The term ‘Motion detectors’ can be used to refer to any kind of sensing system which is used to detect motions; motion of any object or motion of human beings. However, it is primarily used to detect motion of human beings or in other words, presence of a body in a certain area. A motion detector is an electronic device that detects the physical movement in a given area/ designated locations and it transforms motion into an electric signal. Motion sensors are commonly used in security systems as triggers for automatic lights or trips for remote alarms and similar applications. Motion sensors work based on a wide variety of principles and is used in a wide variety of applications. Typical usage could be in the exterior doorways or windows of a building for monitoring the area around the building.
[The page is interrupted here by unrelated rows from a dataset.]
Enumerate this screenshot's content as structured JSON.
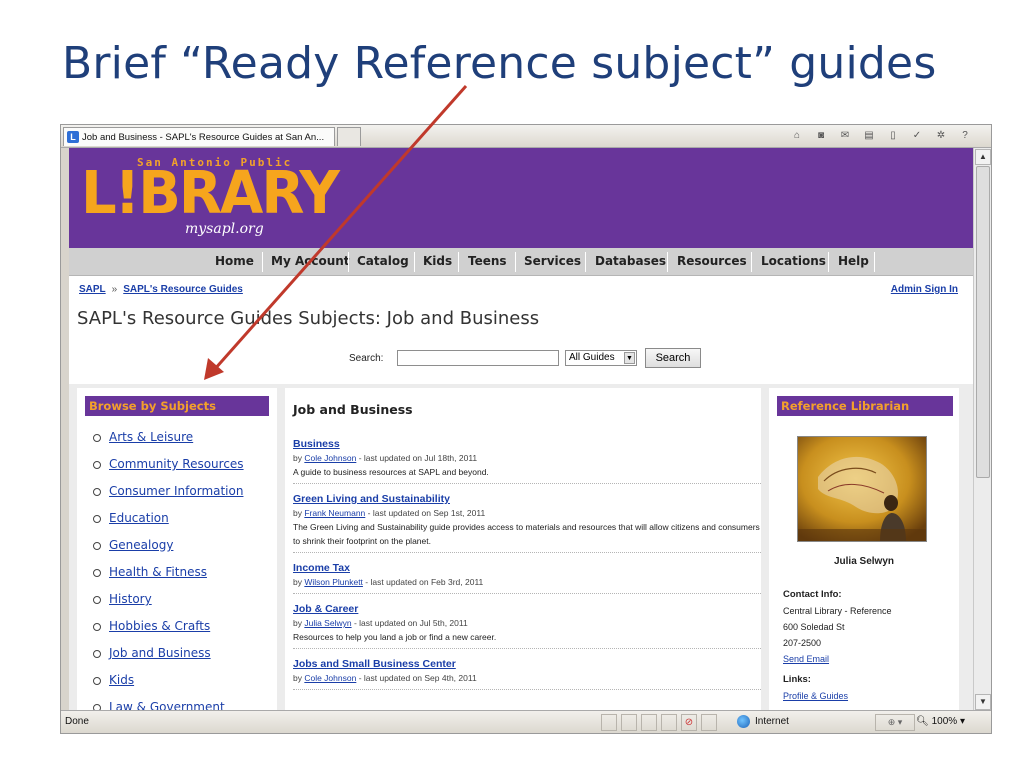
{
  "slide": {
    "title": "Brief “Ready Reference subject” guides"
  },
  "browser": {
    "tab_title": "Job and Business - SAPL's Resource Guides at San An...",
    "status_text": "Done",
    "zone": "Internet",
    "zoom": "100%",
    "command_icons": [
      "home-icon",
      "feeds-icon",
      "mail-icon",
      "print-icon",
      "page-icon",
      "safety-icon",
      "tools-icon",
      "help-icon"
    ]
  },
  "header": {
    "logo_top": "San Antonio Public",
    "logo_main": "L!BRARY",
    "logo_sub": "mysapl.org",
    "colors": {
      "brand_purple": "#68359a",
      "brand_orange": "#f6a51d"
    }
  },
  "nav": {
    "items": [
      "Home",
      "My Account",
      "Catalog",
      "Kids",
      "Teens",
      "Services",
      "Databases",
      "Resources",
      "Locations",
      "Help"
    ]
  },
  "breadcrumb": {
    "items": [
      "SAPL",
      "SAPL's Resource Guides"
    ],
    "separator": "»"
  },
  "admin_link": "Admin Sign In",
  "page_title": "SAPL's Resource Guides Subjects: Job and Business",
  "search": {
    "label": "Search:",
    "value": "",
    "scope": "All Guides",
    "button": "Search"
  },
  "browse": {
    "heading": "Browse by Subjects",
    "subjects": [
      "Arts & Leisure",
      "Community Resources",
      "Consumer Information",
      "Education",
      "Genealogy",
      "Health & Fitness",
      "History",
      "Hobbies & Crafts",
      "Job and Business",
      "Kids",
      "Law & Government"
    ]
  },
  "main": {
    "heading": "Job and Business",
    "guides": [
      {
        "title": "Business",
        "author": "Cole Johnson",
        "updated": "last updated on Jul 18th, 2011",
        "desc": "A guide to business resources at SAPL and beyond."
      },
      {
        "title": "Green Living and Sustainability",
        "author": "Frank Neumann",
        "updated": "last updated on Sep 1st, 2011",
        "desc": "The Green Living and Sustainability guide provides access to materials and resources that will allow citizens and consumers to shrink their footprint on the planet."
      },
      {
        "title": "Income Tax",
        "author": "Wilson Plunkett",
        "updated": "last updated on Feb 3rd, 2011",
        "desc": ""
      },
      {
        "title": "Job & Career",
        "author": "Julia Selwyn",
        "updated": "last updated on Jul 5th, 2011",
        "desc": "Resources to help you land a job or find a new career."
      },
      {
        "title": "Jobs and Small Business Center",
        "author": "Cole Johnson",
        "updated": "last updated on Sep 4th, 2011",
        "desc": ""
      }
    ]
  },
  "librarian": {
    "heading": "Reference Librarian",
    "name": "Julia Selwyn",
    "contact_label": "Contact Info:",
    "contact_lines": [
      "Central Library - Reference",
      "600 Soledad St",
      "207-2500"
    ],
    "email_link": "Send Email",
    "links_label": "Links:",
    "profile_link": "Profile & Guides"
  },
  "annotation": {
    "arrow_color": "#c0392b"
  }
}
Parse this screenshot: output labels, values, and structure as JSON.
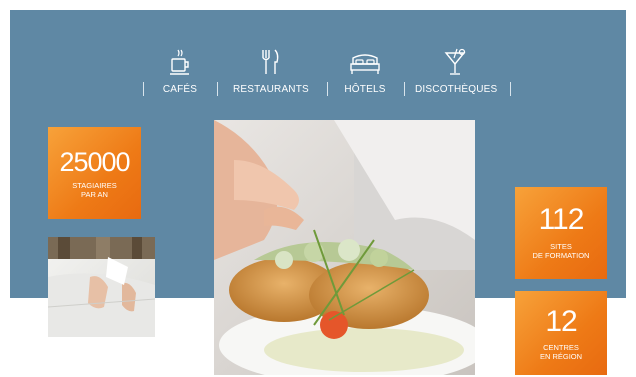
{
  "nav": {
    "items": [
      {
        "label": "CAFÉS",
        "icon": "coffee-cup-icon"
      },
      {
        "label": "RESTAURANTS",
        "icon": "fork-knife-icon"
      },
      {
        "label": "HÔTELS",
        "icon": "bed-icon"
      },
      {
        "label": "DISCOTHÈQUES",
        "icon": "cocktail-icon"
      }
    ]
  },
  "stats": {
    "trainees": {
      "value": "25000",
      "caption_1": "STAGIAIRES",
      "caption_2": "PAR AN"
    },
    "sites": {
      "value": "112",
      "caption_1": "SITES",
      "caption_2": "DE FORMATION"
    },
    "centres": {
      "value": "12",
      "caption_1": "CENTRES",
      "caption_2": "EN RÉGION"
    }
  },
  "colors": {
    "band": "#5f88a4",
    "accent_orange": "#ee7a16"
  }
}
The modern world is filled with gadgets that get excited when they sense human motion. Automatic doors in elevators and shopping malls, burglar alarms at houses and shops, automatic lighting systems, electronic amenities in washrooms are just a few examples where human presence or absence puts the device into active or passive state. Smart, right? Now, what if we tell you that behind this smart response to motion is a gizmo that does not even reach the 2cm mark in size. Known as Pyroelectric or Passive Infrared Sensor (PIR, in both cases), this small electronic device is the curious case for this Insight.How does PIR sensor selectively responds to human radiated IRs? Upto what range can this sensor work? What lies inside this sensor that makes it work? This and answers to more questions in this Insight on PIR sensors. What adds more charm to this Insight is that the Panasonic 10m sensor taken is also one of the smallest PIR sensors commercially available till date.